Fortunately, during discussions in April, I continued to raise awareness regarding the vulnerability experienced by various disabled groups in the absence of “inclusive feminist lens”. Since then, I have found many allies who now have joined hands with me to highlight the exclusion of women with disabilities in the United Nations Security Council women, peace and security agenda and work in solidarity.
To continue to advocate for the needs of persons with disabilities, I take great pride in officially launching the AccessibilityforAll on December 3rd to ensure our government and civil society organizations strive for inclusivity by identifying, removing and preventing physical, attitudinal, employment, technological, financial and policy barriers experienced by persons with disabilities. AforA aims to break silos and create partnerships to strengthen the resilience of people with disability by creating meaningful opportunities to employment, social integration, peer support, rehabilitation, infrastructure and accessible communities.
To learn more about AforA please visit our Facebook page
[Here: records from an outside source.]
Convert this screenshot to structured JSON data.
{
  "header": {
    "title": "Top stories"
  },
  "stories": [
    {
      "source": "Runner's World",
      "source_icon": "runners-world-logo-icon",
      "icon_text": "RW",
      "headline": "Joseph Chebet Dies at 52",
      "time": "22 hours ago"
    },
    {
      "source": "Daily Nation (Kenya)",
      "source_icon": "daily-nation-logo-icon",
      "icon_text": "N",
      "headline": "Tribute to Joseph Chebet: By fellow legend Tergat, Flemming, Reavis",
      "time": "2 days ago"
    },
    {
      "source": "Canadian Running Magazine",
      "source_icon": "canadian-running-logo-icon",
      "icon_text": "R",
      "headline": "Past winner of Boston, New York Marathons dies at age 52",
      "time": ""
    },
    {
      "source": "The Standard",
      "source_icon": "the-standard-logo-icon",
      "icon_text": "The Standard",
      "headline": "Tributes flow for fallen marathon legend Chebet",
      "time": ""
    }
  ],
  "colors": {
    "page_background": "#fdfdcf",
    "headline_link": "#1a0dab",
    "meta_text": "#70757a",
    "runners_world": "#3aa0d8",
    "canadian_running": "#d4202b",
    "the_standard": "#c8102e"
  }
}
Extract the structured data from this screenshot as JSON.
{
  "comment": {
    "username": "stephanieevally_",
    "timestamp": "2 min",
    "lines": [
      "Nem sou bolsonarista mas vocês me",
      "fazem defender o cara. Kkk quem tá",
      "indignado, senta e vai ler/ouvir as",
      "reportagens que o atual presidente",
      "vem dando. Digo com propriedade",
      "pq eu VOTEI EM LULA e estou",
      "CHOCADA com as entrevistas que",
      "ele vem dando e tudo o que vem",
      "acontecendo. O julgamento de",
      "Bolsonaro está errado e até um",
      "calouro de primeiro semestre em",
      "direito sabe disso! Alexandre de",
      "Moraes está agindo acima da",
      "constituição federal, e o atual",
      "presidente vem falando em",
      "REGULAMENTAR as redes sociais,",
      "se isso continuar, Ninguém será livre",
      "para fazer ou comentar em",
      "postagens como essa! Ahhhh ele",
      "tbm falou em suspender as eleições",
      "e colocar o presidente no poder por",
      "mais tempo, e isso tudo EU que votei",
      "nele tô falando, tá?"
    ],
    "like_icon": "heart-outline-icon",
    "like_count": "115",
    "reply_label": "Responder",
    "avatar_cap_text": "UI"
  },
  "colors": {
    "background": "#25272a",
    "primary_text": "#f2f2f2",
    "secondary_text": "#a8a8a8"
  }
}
Meenu Sikand the CEO & founder of the AforA (Accessibility for All), is a Canadian immigrant of South-Asian origin. She brings 30 years of personal and professional experience advancing the disability agenda nationally and globally with a passion to improve employment situation of WWD (Women with Disabilities), as she knows firsthand what it’s like to have a disability and accessibility barriers that exist. Under her leadership, AforA focuses on public education campaigns to raise disability and diversity awareness, human rights and the AODA, training and development of multi-year Accessibility Plans and accessibility policies for government, NGOs and the private sector to remove accessibility barriers strategically.